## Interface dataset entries

--------------------------------

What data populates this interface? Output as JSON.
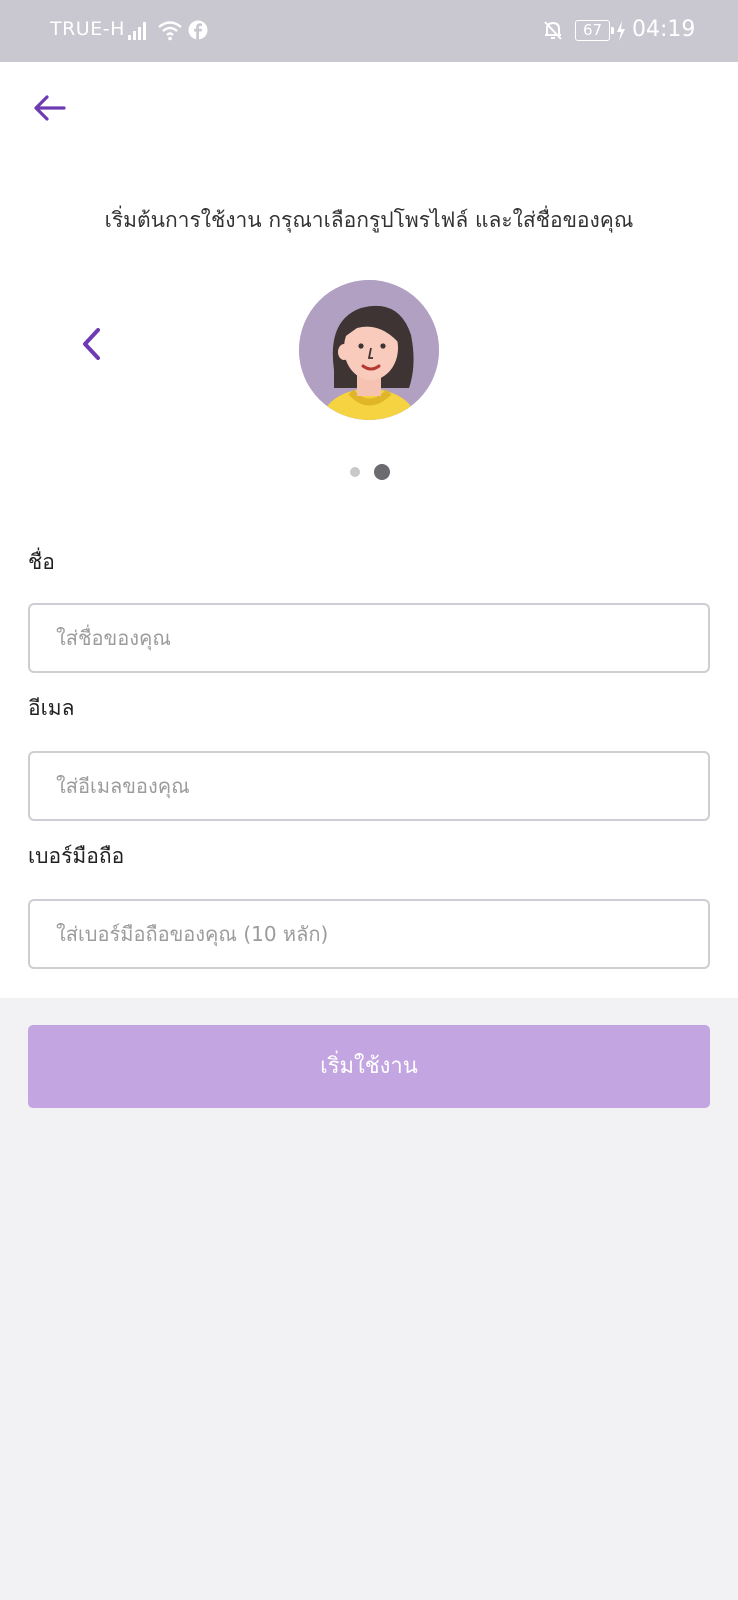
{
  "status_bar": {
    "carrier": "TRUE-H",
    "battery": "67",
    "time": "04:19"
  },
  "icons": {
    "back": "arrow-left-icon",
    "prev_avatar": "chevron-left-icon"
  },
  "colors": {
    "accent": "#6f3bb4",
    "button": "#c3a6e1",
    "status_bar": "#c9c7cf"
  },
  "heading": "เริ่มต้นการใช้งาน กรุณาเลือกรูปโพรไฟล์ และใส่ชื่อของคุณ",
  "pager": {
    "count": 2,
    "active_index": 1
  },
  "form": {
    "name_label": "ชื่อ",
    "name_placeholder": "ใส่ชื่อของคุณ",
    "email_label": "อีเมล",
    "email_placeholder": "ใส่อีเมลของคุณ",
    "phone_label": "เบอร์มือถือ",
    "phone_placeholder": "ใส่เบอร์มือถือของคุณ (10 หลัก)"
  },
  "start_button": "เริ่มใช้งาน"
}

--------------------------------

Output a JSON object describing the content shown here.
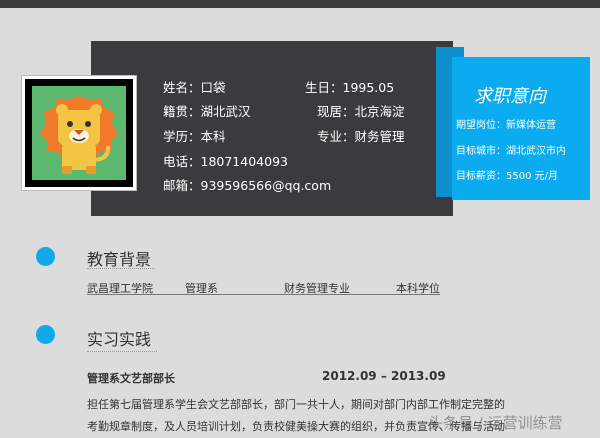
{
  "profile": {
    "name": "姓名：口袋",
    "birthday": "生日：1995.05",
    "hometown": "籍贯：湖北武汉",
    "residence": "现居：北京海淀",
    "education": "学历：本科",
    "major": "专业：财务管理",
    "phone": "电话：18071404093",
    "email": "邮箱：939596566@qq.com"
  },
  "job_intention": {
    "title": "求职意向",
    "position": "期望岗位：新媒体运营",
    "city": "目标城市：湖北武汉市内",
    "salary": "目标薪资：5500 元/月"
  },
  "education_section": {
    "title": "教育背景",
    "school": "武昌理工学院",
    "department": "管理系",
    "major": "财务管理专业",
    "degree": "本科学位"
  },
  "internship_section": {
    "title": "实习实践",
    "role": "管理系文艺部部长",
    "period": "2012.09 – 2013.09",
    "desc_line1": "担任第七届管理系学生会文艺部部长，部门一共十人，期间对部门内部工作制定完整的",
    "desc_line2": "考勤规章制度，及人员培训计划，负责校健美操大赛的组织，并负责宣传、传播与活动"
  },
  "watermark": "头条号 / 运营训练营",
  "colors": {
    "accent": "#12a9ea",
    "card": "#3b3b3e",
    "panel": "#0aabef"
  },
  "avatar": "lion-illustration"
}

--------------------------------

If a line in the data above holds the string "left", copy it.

## Answer to this problem
    "back": "arrow-left-icon",
    "prev_avatar": "chevron-left-icon"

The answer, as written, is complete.